Cranberries are a tangy berry that is native to North America. The growers of cranberries flood the fields with water when the berries are ripe to make picking the low-bush berries easier. As a woman, drinking cranberry juice has some definite benefits to you, including possible prevention of some infections and providing healthy nutrients.
Nutrients and Calories
Unsweetened cranberry juice contains 116 calories per 8 oz. If you drink 2 cups of cranberry juice a day, you will consume 13 percent of your daily calories, if you eat an average of 1,800 calories per day. The juice contains trace amounts of protein and fats, and 30.61 g of naturally occurring sugar. A cup contains about 24 mg of vitamin C, or about 30 percent of an adult woman’s 75 mg requirement. The juice contains trace amounts of the B vitamins riboflavin, niacin, B-6 and thiamin and small amounts of vitamin A, choline and folate.
Female Urinary Tract Health
Urinary tract infections, which are more common in females than males, may be prevented by drinking cranberry juice regularly, according to the National Center for Complementary and Alternative Medicine. The cranberry juice may help prevent bacteria, which naturally accumulate along the urinary tract walls, from causing infections. If you suspect a urinary tract infection, consult your doctor for treatment. NCCAM indicates that cranberry juice does not cure urinary tract infections in females.
A small group of women suffering from metabolic syndrome participated in a study published in the March 2011 issue of the journal “Nutrition Research.” The study examined whether low-calorie cranberry juice would improve the lipid oxidation, which contributes to your body’s immune system, cell health and aging and, according to Case Western Reserve University, can affect your cardiovascular health. The study also studied the effects of cranberry juice on the plasma antioxidant capacity, or the effect of the juice's antioxidants on women’s blood. The study found that by drinking about 2 cups of low-calorie cranberry juice each day, the women in the study experienced a reduction in their body’s lipid oxidation, while enjoying an increase in their plasma antioxidant capacity.

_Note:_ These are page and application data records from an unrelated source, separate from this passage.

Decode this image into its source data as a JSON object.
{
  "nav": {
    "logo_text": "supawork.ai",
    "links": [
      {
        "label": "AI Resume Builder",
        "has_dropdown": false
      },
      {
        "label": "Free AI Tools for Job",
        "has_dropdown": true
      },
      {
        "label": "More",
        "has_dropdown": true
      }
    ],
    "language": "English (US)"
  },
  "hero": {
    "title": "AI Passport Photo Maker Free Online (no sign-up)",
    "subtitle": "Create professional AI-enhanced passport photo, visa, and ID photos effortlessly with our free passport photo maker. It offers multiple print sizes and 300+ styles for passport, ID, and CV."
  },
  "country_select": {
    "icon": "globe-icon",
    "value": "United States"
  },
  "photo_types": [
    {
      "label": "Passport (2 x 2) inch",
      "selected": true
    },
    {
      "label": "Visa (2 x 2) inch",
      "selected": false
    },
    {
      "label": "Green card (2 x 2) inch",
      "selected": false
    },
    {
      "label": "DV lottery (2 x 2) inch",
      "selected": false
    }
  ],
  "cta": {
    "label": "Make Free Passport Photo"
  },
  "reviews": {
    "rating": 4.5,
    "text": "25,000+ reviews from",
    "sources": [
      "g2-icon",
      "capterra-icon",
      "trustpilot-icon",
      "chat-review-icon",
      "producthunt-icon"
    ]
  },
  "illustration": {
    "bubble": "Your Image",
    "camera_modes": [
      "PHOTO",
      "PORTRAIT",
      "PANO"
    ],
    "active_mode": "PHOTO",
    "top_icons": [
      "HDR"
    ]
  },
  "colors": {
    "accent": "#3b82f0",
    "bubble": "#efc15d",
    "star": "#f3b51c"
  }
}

Cranberry juice, because it comes from cranberries, contains antioxidants. Antioxidants play an important role in your health, and the phytochemicals in cranberry extract may “suppress the proliferation of human breast cancer MCF-7 cells,” according to a study published in the September 2006 issue of “Cancer Letters.”
Although cranberry juice has benefits to you as a woman, the calories in the juice may cause you to unintentionally gain weight, if you do not adjust your food intake to account for the additional calories. Consider diluting 8 oz. of cranberry juice with 4 oz. of water to reduce the calorie count. If you choose to drink a diet cranberry drink, you will reduce the calories and the sugars by one-third and consume your full day’s vitamin C requirement in 1 cup.
- Cancer Letters: Cranberry Photochemical Extracts Induce Cell Cycle Arrest and Apoptosis in Human MCF-7 Breast Cancer Cells
- Institute of Medicine: Dietary Reference Intakes (DRIs): Recommended Dietary Allowances and Adequate Intakes, Vitamins
- National Center for Complementary and Alternative Medicine: In the News: Cranberry Juice for Urinary Tract Infections
- University of Maryland Medical Center: Urinary Tract Infection: Risk Factors
- Nutrition Research: Low-Energy Cranberry Juice Decreases Lipid Oxidation and Increases Plasma Antioxidant Capacity in Women with Metabolic Syndrome
- cranberry soft drink image by samantha grandy from Fotolia.com
This article reflects the views of the writer and does not necessarily reflect the views of Jillian Michaels or JillianMichaels.com.